Material to process: Begin

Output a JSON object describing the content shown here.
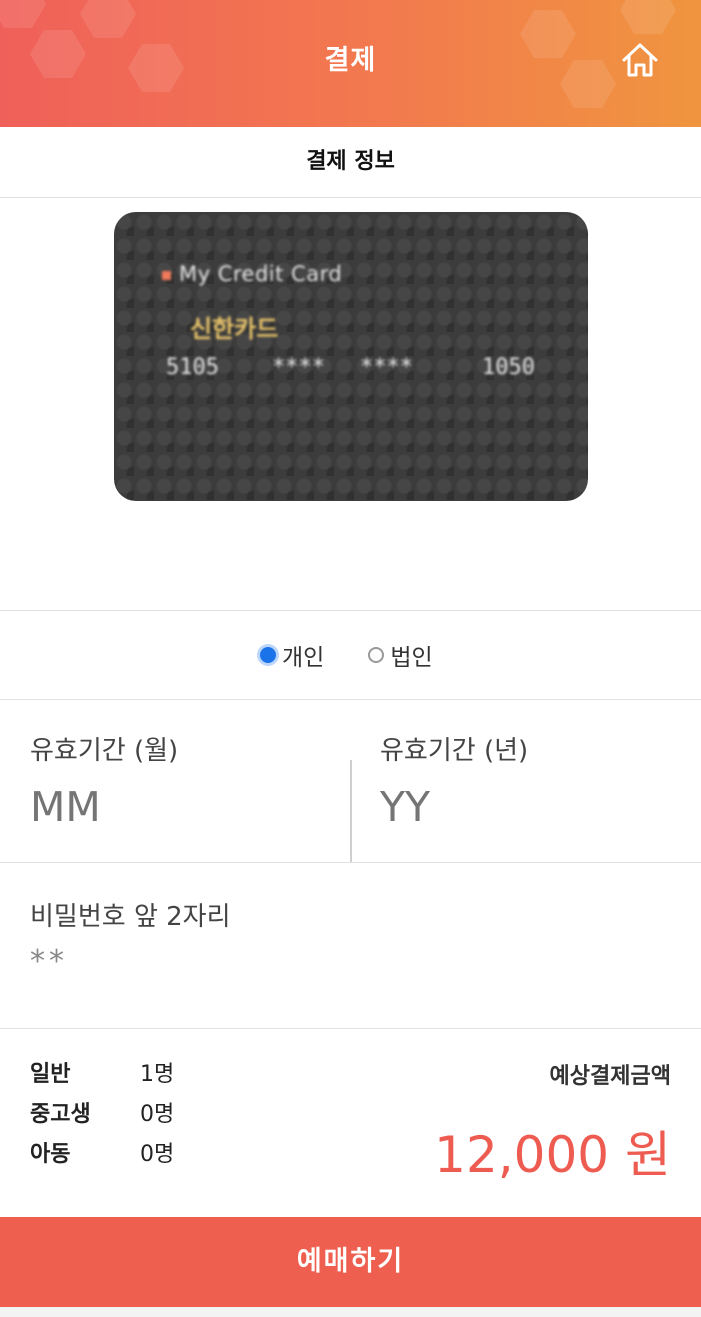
{
  "header": {
    "title": "결제"
  },
  "section": {
    "title": "결제 정보"
  },
  "card": {
    "brand": "My Credit Card",
    "issuer": "신한카드",
    "number_groups": [
      "5105",
      "****",
      "****",
      "1050"
    ]
  },
  "card_type": {
    "options": [
      {
        "label": "개인",
        "selected": true
      },
      {
        "label": "법인",
        "selected": false
      }
    ]
  },
  "expiry": {
    "month_label": "유효기간 (월)",
    "month_placeholder": "MM",
    "year_label": "유효기간 (년)",
    "year_placeholder": "YY"
  },
  "password": {
    "label": "비밀번호 앞 2자리",
    "value": "**"
  },
  "people": [
    {
      "type": "일반",
      "count": "1명"
    },
    {
      "type": "중고생",
      "count": "0명"
    },
    {
      "type": "아동",
      "count": "0명"
    }
  ],
  "estimate": {
    "label": "예상결제금액",
    "amount": "12,000 원"
  },
  "book_button": "예매하기",
  "colors": {
    "accent": "#ef5f50",
    "radio_selected": "#1a73e8"
  }
}
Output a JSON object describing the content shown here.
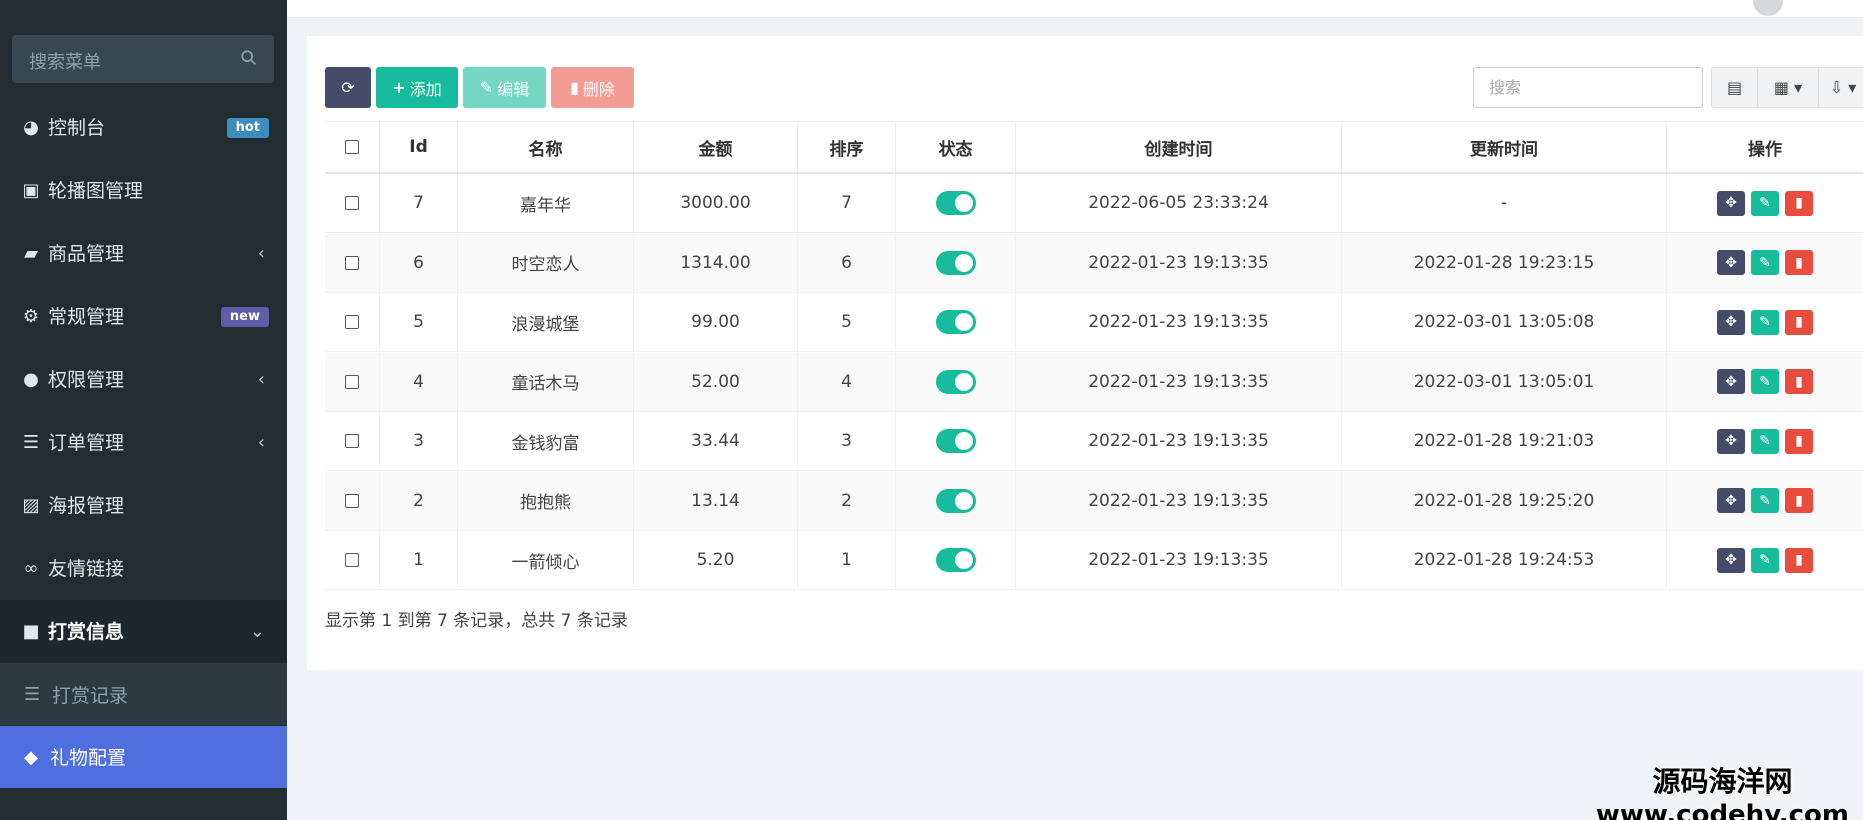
{
  "sidebar": {
    "search_placeholder": "搜索菜单",
    "items": [
      {
        "label": "控制台",
        "badge": "hot"
      },
      {
        "label": "轮播图管理"
      },
      {
        "label": "商品管理",
        "chevron": "‹"
      },
      {
        "label": "常规管理",
        "badge": "new"
      },
      {
        "label": "权限管理",
        "chevron": "‹"
      },
      {
        "label": "订单管理",
        "chevron": "‹"
      },
      {
        "label": "海报管理"
      },
      {
        "label": "友情链接"
      },
      {
        "label": "打赏信息",
        "chevron": "⌄"
      }
    ],
    "submenu_label": "打赏记录",
    "active_label": "礼物配置"
  },
  "toolbar": {
    "add_label": "添加",
    "edit_label": "编辑",
    "delete_label": "删除",
    "search_placeholder": "搜索"
  },
  "table": {
    "headers": [
      "Id",
      "名称",
      "金额",
      "排序",
      "状态",
      "创建时间",
      "更新时间",
      "操作"
    ],
    "rows": [
      {
        "id": "7",
        "name": "嘉年华",
        "amount": "3000.00",
        "sort": "7",
        "created": "2022-06-05 23:33:24",
        "updated": "-"
      },
      {
        "id": "6",
        "name": "时空恋人",
        "amount": "1314.00",
        "sort": "6",
        "created": "2022-01-23 19:13:35",
        "updated": "2022-01-28 19:23:15"
      },
      {
        "id": "5",
        "name": "浪漫城堡",
        "amount": "99.00",
        "sort": "5",
        "created": "2022-01-23 19:13:35",
        "updated": "2022-03-01 13:05:08"
      },
      {
        "id": "4",
        "name": "童话木马",
        "amount": "52.00",
        "sort": "4",
        "created": "2022-01-23 19:13:35",
        "updated": "2022-03-01 13:05:01"
      },
      {
        "id": "3",
        "name": "金钱豹富",
        "amount": "33.44",
        "sort": "3",
        "created": "2022-01-23 19:13:35",
        "updated": "2022-01-28 19:21:03"
      },
      {
        "id": "2",
        "name": "抱抱熊",
        "amount": "13.14",
        "sort": "2",
        "created": "2022-01-23 19:13:35",
        "updated": "2022-01-28 19:25:20"
      },
      {
        "id": "1",
        "name": "一箭倾心",
        "amount": "5.20",
        "sort": "1",
        "created": "2022-01-23 19:13:35",
        "updated": "2022-01-28 19:24:53"
      }
    ]
  },
  "footer": {
    "summary": "显示第 1 到第 7 条记录，总共 7 条记录"
  },
  "watermark": {
    "line1": "源码海洋网",
    "line2": "www.codehy.com"
  },
  "colors": {
    "sidebar_bg": "#222d32",
    "active_menu": "#4f6fde",
    "primary": "#444c69",
    "success": "#18bc9c",
    "danger": "#e74c3c"
  }
}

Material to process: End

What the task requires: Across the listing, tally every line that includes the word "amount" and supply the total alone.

Expected answer: 8